Local Noise: Tina Shafer

“I really feel that as wonderful as the Internet is, there is nothing as great as live music,” says Tina Shafer, the New York-based singer/songwriter that has not only penned hits for some major artists, but helped found the influential New York Songwriters Circle. “The fact that we have live venues still creates a community of live music, and that never changes. I don’t know about you, but I don’t think that could ever be replaced.”

Tina started out in Ohio, but eventually found herself drawn to New York City. “I’ve been in the business since 1987,” she recalls. “I was signed to Warner Chapell in 1989, and I went on to cut with Celine Dion, which was on her Let’s Talk About Love album, which sold 33 million records, the one with the ‘Titanic’ song on it.“ Besides Celine, other artists who have covered Tina’s songs include Sheena Easton and Donna Summer.
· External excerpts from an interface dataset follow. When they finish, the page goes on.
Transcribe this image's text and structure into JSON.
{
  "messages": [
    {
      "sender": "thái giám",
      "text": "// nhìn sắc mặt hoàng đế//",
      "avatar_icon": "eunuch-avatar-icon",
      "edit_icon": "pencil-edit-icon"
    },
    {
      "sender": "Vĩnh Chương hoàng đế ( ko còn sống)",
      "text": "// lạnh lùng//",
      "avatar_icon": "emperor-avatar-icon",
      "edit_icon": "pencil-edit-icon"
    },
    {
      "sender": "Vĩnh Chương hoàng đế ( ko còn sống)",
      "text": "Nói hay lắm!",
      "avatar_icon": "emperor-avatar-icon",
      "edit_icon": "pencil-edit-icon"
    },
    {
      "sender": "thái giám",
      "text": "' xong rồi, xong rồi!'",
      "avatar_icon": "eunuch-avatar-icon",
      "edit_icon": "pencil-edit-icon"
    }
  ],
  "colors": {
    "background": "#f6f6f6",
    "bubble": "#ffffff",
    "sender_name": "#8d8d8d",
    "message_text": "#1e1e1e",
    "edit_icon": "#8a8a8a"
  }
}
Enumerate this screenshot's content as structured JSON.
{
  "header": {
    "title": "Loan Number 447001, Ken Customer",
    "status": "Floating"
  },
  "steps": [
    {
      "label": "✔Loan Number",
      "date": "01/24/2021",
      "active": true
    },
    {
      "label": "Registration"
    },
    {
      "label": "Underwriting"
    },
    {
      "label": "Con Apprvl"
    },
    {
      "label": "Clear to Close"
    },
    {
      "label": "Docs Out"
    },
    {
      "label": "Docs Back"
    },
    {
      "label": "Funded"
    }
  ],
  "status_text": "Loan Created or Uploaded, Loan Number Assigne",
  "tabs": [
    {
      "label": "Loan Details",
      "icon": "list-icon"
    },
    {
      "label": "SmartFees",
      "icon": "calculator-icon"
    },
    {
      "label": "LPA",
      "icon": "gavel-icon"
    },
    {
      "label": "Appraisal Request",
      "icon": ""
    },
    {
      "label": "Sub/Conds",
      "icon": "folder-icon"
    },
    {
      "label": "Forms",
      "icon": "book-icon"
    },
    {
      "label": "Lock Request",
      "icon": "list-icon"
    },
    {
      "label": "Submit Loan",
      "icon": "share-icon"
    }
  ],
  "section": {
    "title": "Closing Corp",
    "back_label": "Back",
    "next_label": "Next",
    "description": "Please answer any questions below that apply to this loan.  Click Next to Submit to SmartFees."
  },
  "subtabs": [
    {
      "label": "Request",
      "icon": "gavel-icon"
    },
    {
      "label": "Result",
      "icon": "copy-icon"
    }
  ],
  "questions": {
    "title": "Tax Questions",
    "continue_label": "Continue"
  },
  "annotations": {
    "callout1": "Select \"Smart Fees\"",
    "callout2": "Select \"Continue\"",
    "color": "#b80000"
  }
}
And she’s also served as a vocal coach for Avril Lavigne, Jamie Lynn Siegler, and Vanessa Carlton, among others.

In addition, she’s actually become as much of a nurturer of new talent as she is a purveyor of the craft herself. “I love to develop talent, and the voice is a way of expressing that talent,” she muses. “Our true voices express our true selves. The same can be said for a great song. It is a bit of pure truth that can really transform someone.”

Indeed, the project that has blossomed into a nationally known event is the New York Songwriters Circle, which Tina started in 1991 at The Bitter End. Her vision was to create a community where songwriters could come to be inspired, share their songs, and express their creativity with others seeking to do the same. Some of the talent that has come out of the Songwriter’s Circle includes Norah Jones, Gavin DeGraw, Vanessa Carlton, and Kate Voegele.

“In 1991, Kenny Gorka, who is the manager of that club, along with Randi Michaels, came up with the idea of bringing the round they do at the Bluebird Café in Nashville to New York, because there was no community here. And so they started to do a couple of those circles, and Randi moved to Nashville, and asked if I could run the Circle while she was in Nashville and I said, ‘Sure!’ That was almost 20 years ago, so she’s in Nashville and since then, the Circle has grown beyond my wildest dreams. And a lot of these students that I teach start out at the Circle. Vanessa got signed out of there, Norah Jones started out there, and Jesse Harris was also a vocal student and went on to write her big hit ’Don’t Know Why I Didn’t Come.’ It really started as me trying to go full circle and bring back inspiration for writers, and book the Circle with one really well-known writer and then some other up-and-coming writers so that people could see how it was done and could be inspired and learn from people that have had success. And for the up-and-comers, just to be seen and heard.”

With success, comes expansion. And sure enough, the Circle is branching out into other cities. “We’ll be in Boston, where we’ve partnered with Berklee College Of Music, and that has been incredibly successful because it’s all singers/songwriters and they’ve been so embracing of what we’ve been doing. And then in Chicago, this will be the second Circle. It’s much younger. I find the group is mostly college kids because it’s such a college town. It’s been really successful. We’ve only had one show, we’re going to have our second show so the jury’s still out. Philadelphia has been amazing, that’s at the World Café. And that’s been a mixture of well-known writers and up-and-coming writers. Another one we have, which is a very different circle, is in L.A. and that’s run by Suzanne Cook, who is a publisher and she claims that the only way people come out in L.A. is if you have high profile writers. So the circles in L.A. are primarily top hit writers, and I went to the first one and it was true. It was very interesting and a very different vibe because people in L.A. travel so far to go anywhere. It’s not like New York or Chicago, so they do come out for a different reason, which I found interesting. We’re opening up in February in Milan, so I’ll let you know.”

Of all the artists that have come through, it seems like Norah Jones has become the biggest success. “As far as record sales go,” laughs Tina. “When I met her, she was on her second day in New York. I was teaching her co-writer, Jesse Harris, and we all decided to do a circle together. I asked her what her fears and fantasies were, having just arrived here from Texas. She responded by saying that she wanted to get in a Volkswagen van, sell 10,000 records and be a jazz singer.”

You can see the New York Songwriters Circle in action, and possibly catch the next Norah Jones, on Monday, June 7, at the Bitter End, 47 Bleeker Street, in New York. The show starts at 8 p.m.